When I listen to Lee Brice’s “Boy,” I can’t help but feel like something’s missing. The question is, which one of us is missing something, Brice or me?
I’ve had mixed feelings about Brice’s singles in the past: For every enjoyable track like “I Drive Your Truck” or “I Don’t Dance,” there’s a clunker like “Parking Lot Party” or “That Don’t Sound Like You.” “Boy” is Brice’s first new release in two years and serves as the leadoff single for his upcoming album, and it’s been getting some pretty decent critical buzz, even from the country traditionalist crowd. To my ears, however, the song is lacking that one critical piece that keeps it from resonating with me, and ends up sounding just okay as a result.
The production is incredibly sparse and restrained, with only an acoustic and electric guitar to carry the melody and a quiet (real) drum set keeping time. Despite the presence of a steel guitar that provides some background tones and a nice instrumental on the bridge, there’s a distinctly modern tone to the instruments here: The electric guitar is moody instead of meaty, and the snare drum sounds about as synthetic as a real drum can get. However, the mix succeeds in setting a calm, reflective tone that is easy on the ears while also matching the song’s subject matter very well. It’s easily the best part of the song.

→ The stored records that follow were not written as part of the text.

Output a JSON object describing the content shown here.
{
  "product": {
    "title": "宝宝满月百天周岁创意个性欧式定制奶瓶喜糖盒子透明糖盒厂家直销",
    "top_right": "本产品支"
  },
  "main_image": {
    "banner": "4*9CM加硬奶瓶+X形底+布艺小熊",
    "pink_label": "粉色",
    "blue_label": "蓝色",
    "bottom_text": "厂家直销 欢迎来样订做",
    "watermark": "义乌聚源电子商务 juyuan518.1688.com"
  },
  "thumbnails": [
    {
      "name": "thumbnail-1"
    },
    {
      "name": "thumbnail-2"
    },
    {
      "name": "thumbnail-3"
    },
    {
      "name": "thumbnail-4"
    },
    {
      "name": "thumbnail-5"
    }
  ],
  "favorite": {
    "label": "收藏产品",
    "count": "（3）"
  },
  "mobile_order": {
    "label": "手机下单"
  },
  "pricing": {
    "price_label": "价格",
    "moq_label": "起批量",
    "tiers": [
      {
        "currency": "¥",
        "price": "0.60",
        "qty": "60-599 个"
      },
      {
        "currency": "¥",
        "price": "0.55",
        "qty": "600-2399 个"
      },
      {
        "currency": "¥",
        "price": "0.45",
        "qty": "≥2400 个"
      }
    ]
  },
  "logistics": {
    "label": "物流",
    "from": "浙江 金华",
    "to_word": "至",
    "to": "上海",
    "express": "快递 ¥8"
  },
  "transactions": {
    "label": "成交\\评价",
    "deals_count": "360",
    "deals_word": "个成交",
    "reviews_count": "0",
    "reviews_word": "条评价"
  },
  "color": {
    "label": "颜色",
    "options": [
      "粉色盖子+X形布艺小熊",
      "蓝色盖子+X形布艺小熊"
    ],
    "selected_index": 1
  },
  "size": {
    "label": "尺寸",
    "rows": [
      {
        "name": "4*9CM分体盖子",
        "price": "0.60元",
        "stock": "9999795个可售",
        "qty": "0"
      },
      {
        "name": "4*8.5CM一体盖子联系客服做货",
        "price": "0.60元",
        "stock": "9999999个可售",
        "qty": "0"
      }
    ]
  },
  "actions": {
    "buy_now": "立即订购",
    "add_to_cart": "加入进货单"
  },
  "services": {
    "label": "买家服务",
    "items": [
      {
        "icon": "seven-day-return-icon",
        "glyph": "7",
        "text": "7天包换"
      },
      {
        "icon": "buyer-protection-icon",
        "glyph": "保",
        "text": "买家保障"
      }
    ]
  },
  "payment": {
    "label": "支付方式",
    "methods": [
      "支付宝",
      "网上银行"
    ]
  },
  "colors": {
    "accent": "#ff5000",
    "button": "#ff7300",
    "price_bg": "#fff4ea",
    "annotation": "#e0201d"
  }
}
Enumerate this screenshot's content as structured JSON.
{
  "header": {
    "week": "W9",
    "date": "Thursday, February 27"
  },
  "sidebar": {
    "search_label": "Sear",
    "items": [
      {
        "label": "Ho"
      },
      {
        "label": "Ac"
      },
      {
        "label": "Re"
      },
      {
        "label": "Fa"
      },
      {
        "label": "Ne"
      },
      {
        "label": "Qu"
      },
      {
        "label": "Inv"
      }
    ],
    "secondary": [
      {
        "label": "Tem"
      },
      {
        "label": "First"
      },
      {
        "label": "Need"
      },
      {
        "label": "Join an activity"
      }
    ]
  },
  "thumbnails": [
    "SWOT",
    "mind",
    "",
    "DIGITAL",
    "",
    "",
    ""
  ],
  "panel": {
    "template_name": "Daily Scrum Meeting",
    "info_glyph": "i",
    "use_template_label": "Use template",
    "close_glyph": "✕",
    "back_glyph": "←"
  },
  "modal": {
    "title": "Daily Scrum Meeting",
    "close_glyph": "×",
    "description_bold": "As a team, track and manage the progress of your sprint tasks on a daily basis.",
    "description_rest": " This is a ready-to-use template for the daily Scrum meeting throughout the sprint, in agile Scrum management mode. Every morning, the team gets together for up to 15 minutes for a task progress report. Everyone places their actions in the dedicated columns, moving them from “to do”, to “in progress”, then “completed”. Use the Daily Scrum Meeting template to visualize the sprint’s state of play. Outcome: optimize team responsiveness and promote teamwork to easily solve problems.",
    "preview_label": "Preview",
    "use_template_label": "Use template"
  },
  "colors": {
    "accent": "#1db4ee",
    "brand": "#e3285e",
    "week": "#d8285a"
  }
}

I wouldn’t call Brice the strongest vocalist in the world, but he really seems to struggle on this song. He runs into trouble a few times on the verses when the song seems to drop below his range, but when he tries to infuse some power into his performance during the choruses and bridge, his delivery becomes labored and his voice sounds more hoarse and raspy than usual (thankfully, he doesn’t quite reach Kip Moore levels of raspiness). While Brice has delivered some charismatic, believable performances on his past material, he doesn’t quite reach the level of earnestness needed here to really sell the track, and he doesn’t compare favorably to his competition (Zac Brown sings circles around Brice on “My Old Man”). While Brice’s performance here is still passable, it detracts from the sort of impact the song is trying to make.

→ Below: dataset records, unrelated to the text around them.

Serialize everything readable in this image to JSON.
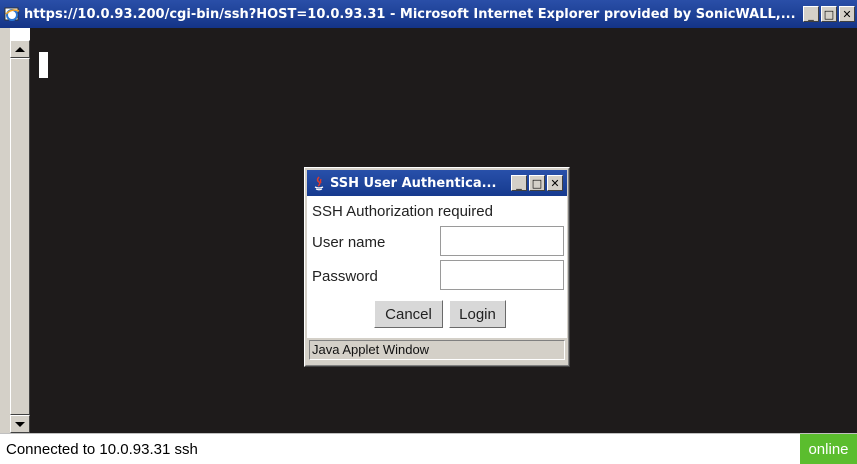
{
  "window": {
    "title": "https://10.0.93.200/cgi-bin/ssh?HOST=10.0.93.31 - Microsoft Internet Explorer provided by SonicWALL,...",
    "minimize_glyph": "_",
    "maximize_glyph": "□",
    "close_glyph": "✕",
    "icon": "ie-icon"
  },
  "status": {
    "text": "Connected to 10.0.93.31 ssh",
    "online": "online"
  },
  "dialog": {
    "title": "SSH User Authentica...",
    "icon": "java-icon",
    "message": "SSH Authorization required",
    "username_label": "User name",
    "password_label": "Password",
    "username_value": "",
    "password_value": "",
    "cancel_label": "Cancel",
    "login_label": "Login",
    "footer": "Java Applet Window"
  },
  "colors": {
    "terminal_bg": "#1e1b1b",
    "titlebar": "#1c3e96",
    "online": "#5bbd2e"
  }
}
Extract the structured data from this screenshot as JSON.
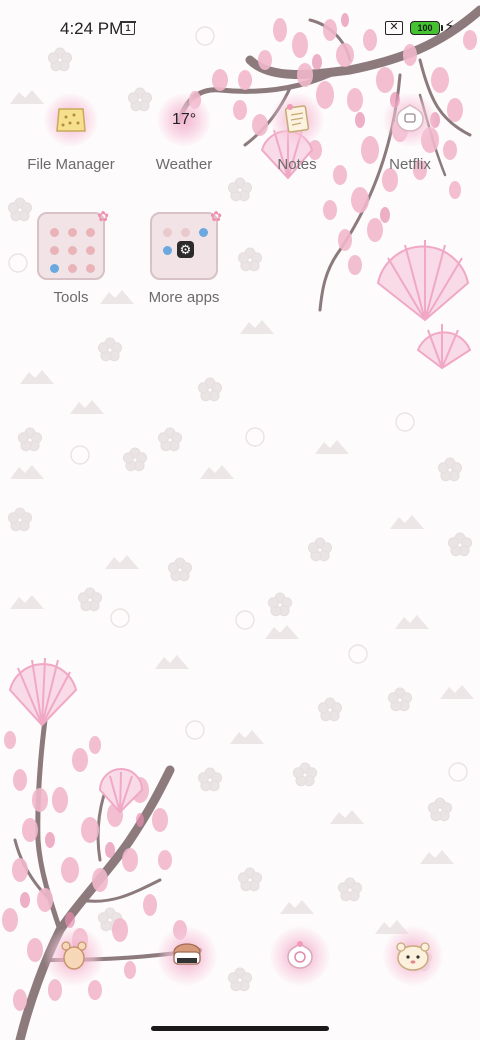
{
  "status_bar": {
    "time": "4:24 PM",
    "calendar_badge": "1",
    "battery_level": "100",
    "no_sim": "✕"
  },
  "home_apps": [
    {
      "label": "File Manager"
    },
    {
      "label": "Weather",
      "temperature": "17°"
    },
    {
      "label": "Notes"
    },
    {
      "label": "Netflix"
    }
  ],
  "folders": [
    {
      "label": "Tools"
    },
    {
      "label": "More apps"
    }
  ],
  "dock": [
    {
      "icon": "phone-icon"
    },
    {
      "icon": "messages-icon"
    },
    {
      "icon": "browser-icon"
    },
    {
      "icon": "camera-icon"
    }
  ],
  "colors": {
    "accent_pink": "#f3b6cf",
    "branch": "#8c7a7c",
    "battery": "#44c232"
  }
}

The lyrics of “Boy” depict a father telling his newborn son what to expect from his life in the future, and touching on the cycle from being a boy to being the father of one. While the writing features some confusing lines (if the kid is supposedly an infant, can you really tell him that “That fire in your eyes is twenty counties wide” and “you weren’t built for backing down?”), it’s a nice story overall and a huge step up from the lyrics of a lot of songs on the radio today. However, the song is obviously aiming for an emotional reaction (either via nostalgia or current experience), and while it might hit a parent right in the feels, it completely misses the mark for anyone else. This is where my initial “missing” question comes into play: As a childless adult, I’m know I supposed to feel all mushy and sentimental when I hear this song, but…well, I just don’t. Is this because Brice doesn’t do enough to covey the song’s emotion, or because I simply don’t have the life experience to properly relate to the song? In the end, unfortunately, it’s Brice who pays the price for not connecting with his audience, regardless of the reasons why.
Overall, “Boy” is a decent song, but your mileage may vary based on your own experience. If you’ve raised a son, or are currently raising a son, this song will probably move you. If you haven’t, well, it’s still above-average compared to the rest of the songs on the radio today, but it’s nothing special.
Rating: 6/10. It’s worth a few listens to see how it impacts you.